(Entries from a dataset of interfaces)

————————

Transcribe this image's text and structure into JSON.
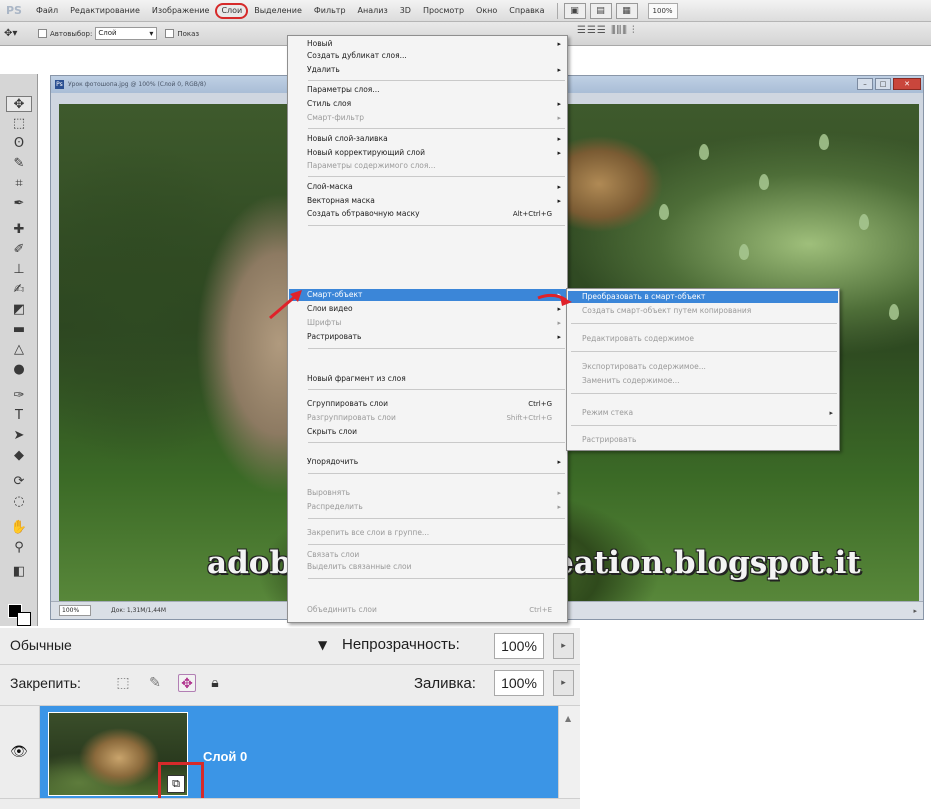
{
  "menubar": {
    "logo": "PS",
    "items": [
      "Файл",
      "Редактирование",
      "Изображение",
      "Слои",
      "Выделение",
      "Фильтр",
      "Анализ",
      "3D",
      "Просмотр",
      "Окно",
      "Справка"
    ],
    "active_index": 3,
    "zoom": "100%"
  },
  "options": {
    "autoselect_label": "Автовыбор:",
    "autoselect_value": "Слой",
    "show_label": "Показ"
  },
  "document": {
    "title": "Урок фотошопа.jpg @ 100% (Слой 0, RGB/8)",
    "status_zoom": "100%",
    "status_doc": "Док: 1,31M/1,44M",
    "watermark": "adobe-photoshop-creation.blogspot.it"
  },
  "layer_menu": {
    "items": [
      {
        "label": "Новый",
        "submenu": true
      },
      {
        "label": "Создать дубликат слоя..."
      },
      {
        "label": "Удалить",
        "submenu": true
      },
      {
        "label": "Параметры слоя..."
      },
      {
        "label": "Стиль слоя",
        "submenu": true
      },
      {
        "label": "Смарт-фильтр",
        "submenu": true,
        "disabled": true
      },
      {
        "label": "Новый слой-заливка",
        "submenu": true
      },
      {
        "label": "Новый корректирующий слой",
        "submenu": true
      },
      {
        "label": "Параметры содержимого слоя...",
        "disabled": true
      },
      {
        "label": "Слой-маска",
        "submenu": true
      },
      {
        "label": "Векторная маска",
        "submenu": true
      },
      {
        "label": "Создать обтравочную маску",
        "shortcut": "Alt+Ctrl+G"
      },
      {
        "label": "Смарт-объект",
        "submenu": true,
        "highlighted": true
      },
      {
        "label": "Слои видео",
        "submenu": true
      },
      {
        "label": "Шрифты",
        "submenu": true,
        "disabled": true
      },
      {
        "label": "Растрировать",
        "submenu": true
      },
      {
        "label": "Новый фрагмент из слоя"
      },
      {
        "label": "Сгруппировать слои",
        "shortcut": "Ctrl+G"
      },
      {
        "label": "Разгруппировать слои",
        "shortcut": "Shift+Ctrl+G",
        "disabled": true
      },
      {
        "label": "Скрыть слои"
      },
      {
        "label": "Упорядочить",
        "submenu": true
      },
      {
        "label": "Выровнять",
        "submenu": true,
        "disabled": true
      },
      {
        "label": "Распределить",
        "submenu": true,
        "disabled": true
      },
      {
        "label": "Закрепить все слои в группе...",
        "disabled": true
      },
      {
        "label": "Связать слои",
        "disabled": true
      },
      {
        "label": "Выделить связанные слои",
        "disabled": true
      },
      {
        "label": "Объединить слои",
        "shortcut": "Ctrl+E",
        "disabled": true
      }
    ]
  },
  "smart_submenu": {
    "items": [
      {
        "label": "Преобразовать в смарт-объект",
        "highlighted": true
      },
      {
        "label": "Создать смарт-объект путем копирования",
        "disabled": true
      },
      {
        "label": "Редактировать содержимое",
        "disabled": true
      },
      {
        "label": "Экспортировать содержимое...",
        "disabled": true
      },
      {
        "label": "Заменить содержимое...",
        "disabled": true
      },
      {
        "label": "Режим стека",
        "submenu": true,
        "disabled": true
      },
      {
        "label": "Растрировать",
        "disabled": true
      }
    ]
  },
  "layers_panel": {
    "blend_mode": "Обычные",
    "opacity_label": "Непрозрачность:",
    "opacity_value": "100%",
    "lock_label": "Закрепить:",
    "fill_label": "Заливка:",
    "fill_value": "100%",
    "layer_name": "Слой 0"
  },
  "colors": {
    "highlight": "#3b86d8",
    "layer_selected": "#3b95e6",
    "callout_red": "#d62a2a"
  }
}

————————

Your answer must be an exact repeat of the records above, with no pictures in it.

Transcribe this image's text and structure into JSON.
{
  "menubar": {
    "logo": "PS",
    "items": [
      "Файл",
      "Редактирование",
      "Изображение",
      "Слои",
      "Выделение",
      "Фильтр",
      "Анализ",
      "3D",
      "Просмотр",
      "Окно",
      "Справка"
    ],
    "active_index": 3,
    "zoom": "100%"
  },
  "options": {
    "autoselect_label": "Автовыбор:",
    "autoselect_value": "Слой",
    "show_label": "Показ"
  },
  "document": {
    "title": "Урок фотошопа.jpg @ 100% (Слой 0, RGB/8)",
    "status_zoom": "100%",
    "status_doc": "Док: 1,31M/1,44M",
    "watermark": "adobe-photoshop-creation.blogspot.it"
  },
  "layer_menu": {
    "items": [
      {
        "label": "Новый",
        "submenu": true
      },
      {
        "label": "Создать дубликат слоя..."
      },
      {
        "label": "Удалить",
        "submenu": true
      },
      {
        "label": "Параметры слоя..."
      },
      {
        "label": "Стиль слоя",
        "submenu": true
      },
      {
        "label": "Смарт-фильтр",
        "submenu": true,
        "disabled": true
      },
      {
        "label": "Новый слой-заливка",
        "submenu": true
      },
      {
        "label": "Новый корректирующий слой",
        "submenu": true
      },
      {
        "label": "Параметры содержимого слоя...",
        "disabled": true
      },
      {
        "label": "Слой-маска",
        "submenu": true
      },
      {
        "label": "Векторная маска",
        "submenu": true
      },
      {
        "label": "Создать обтравочную маску",
        "shortcut": "Alt+Ctrl+G"
      },
      {
        "label": "Смарт-объект",
        "submenu": true,
        "highlighted": true
      },
      {
        "label": "Слои видео",
        "submenu": true
      },
      {
        "label": "Шрифты",
        "submenu": true,
        "disabled": true
      },
      {
        "label": "Растрировать",
        "submenu": true
      },
      {
        "label": "Новый фрагмент из слоя"
      },
      {
        "label": "Сгруппировать слои",
        "shortcut": "Ctrl+G"
      },
      {
        "label": "Разгруппировать слои",
        "shortcut": "Shift+Ctrl+G",
        "disabled": true
      },
      {
        "label": "Скрыть слои"
      },
      {
        "label": "Упорядочить",
        "submenu": true
      },
      {
        "label": "Выровнять",
        "submenu": true,
        "disabled": true
      },
      {
        "label": "Распределить",
        "submenu": true,
        "disabled": true
      },
      {
        "label": "Закрепить все слои в группе...",
        "disabled": true
      },
      {
        "label": "Связать слои",
        "disabled": true
      },
      {
        "label": "Выделить связанные слои",
        "disabled": true
      },
      {
        "label": "Объединить слои",
        "shortcut": "Ctrl+E",
        "disabled": true
      }
    ]
  },
  "smart_submenu": {
    "items": [
      {
        "label": "Преобразовать в смарт-объект",
        "highlighted": true
      },
      {
        "label": "Создать смарт-объект путем копирования",
        "disabled": true
      },
      {
        "label": "Редактировать содержимое",
        "disabled": true
      },
      {
        "label": "Экспортировать содержимое...",
        "disabled": true
      },
      {
        "label": "Заменить содержимое...",
        "disabled": true
      },
      {
        "label": "Режим стека",
        "submenu": true,
        "disabled": true
      },
      {
        "label": "Растрировать",
        "disabled": true
      }
    ]
  },
  "layers_panel": {
    "blend_mode": "Обычные",
    "opacity_label": "Непрозрачность:",
    "opacity_value": "100%",
    "lock_label": "Закрепить:",
    "fill_label": "Заливка:",
    "fill_value": "100%",
    "layer_name": "Слой 0"
  },
  "colors": {
    "highlight": "#3b86d8",
    "layer_selected": "#3b95e6",
    "callout_red": "#d62a2a"
  }
}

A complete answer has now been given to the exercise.